(Items from a data source)
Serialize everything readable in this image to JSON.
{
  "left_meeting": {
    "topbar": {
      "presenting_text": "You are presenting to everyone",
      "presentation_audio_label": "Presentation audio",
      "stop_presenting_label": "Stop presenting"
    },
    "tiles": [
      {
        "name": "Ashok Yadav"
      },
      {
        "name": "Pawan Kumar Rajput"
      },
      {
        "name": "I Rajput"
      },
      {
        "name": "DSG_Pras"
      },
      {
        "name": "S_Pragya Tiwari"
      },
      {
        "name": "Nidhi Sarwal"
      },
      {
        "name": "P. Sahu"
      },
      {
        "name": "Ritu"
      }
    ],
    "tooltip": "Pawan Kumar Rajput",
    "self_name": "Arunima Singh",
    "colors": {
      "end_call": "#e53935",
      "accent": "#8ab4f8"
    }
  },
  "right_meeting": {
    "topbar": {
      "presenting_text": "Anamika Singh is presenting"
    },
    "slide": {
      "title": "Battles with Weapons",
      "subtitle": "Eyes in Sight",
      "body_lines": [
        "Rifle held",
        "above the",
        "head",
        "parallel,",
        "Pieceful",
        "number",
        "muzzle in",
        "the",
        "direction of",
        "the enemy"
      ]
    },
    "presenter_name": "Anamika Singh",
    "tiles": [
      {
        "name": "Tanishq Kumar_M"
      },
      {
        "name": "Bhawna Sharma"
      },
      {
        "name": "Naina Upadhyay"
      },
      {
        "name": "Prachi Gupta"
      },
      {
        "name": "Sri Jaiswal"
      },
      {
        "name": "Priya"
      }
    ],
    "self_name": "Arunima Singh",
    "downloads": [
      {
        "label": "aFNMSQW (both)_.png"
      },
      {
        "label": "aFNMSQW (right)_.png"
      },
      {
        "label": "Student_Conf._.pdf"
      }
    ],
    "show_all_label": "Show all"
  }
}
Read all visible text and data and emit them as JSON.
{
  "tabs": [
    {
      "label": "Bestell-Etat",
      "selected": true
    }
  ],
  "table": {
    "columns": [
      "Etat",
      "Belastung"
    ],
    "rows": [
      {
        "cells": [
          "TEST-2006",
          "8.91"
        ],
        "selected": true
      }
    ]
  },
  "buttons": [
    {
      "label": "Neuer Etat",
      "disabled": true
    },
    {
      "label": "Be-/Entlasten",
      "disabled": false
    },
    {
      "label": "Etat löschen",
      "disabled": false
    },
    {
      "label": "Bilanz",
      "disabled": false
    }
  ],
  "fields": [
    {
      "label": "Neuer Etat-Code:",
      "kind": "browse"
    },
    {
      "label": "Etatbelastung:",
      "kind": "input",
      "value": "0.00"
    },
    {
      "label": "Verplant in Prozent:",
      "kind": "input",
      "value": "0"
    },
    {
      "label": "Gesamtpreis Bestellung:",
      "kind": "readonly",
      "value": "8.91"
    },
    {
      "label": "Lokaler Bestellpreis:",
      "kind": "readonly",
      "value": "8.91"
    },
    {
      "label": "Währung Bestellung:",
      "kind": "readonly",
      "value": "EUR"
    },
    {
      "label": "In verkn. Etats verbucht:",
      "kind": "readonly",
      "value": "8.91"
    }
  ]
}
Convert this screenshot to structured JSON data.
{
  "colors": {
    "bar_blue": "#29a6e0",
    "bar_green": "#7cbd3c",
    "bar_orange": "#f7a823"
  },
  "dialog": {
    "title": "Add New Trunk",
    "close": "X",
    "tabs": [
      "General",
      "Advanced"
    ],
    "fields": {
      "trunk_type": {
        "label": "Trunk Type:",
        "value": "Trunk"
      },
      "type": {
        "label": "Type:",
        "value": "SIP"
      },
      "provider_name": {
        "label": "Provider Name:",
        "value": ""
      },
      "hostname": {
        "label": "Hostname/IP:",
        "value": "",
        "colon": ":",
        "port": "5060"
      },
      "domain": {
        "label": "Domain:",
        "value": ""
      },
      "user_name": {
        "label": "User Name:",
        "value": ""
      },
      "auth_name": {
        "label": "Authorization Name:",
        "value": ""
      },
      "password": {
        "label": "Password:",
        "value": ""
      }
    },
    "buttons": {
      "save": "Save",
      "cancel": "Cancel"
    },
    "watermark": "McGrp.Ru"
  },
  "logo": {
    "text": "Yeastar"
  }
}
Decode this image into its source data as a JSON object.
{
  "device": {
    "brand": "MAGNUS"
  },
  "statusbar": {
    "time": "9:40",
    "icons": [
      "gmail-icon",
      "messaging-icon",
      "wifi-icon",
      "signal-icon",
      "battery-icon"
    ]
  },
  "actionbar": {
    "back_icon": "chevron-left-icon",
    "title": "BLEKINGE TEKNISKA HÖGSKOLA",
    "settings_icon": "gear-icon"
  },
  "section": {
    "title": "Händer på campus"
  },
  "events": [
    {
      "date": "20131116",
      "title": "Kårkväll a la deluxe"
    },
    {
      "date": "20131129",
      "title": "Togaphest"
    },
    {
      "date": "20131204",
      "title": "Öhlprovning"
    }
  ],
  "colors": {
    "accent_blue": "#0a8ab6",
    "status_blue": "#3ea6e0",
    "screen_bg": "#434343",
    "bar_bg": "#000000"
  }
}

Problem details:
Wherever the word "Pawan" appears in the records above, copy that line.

Exercise answer:
        "name": "Pawan Kumar Rajput"
    "tooltip": "Pawan Kumar Rajput",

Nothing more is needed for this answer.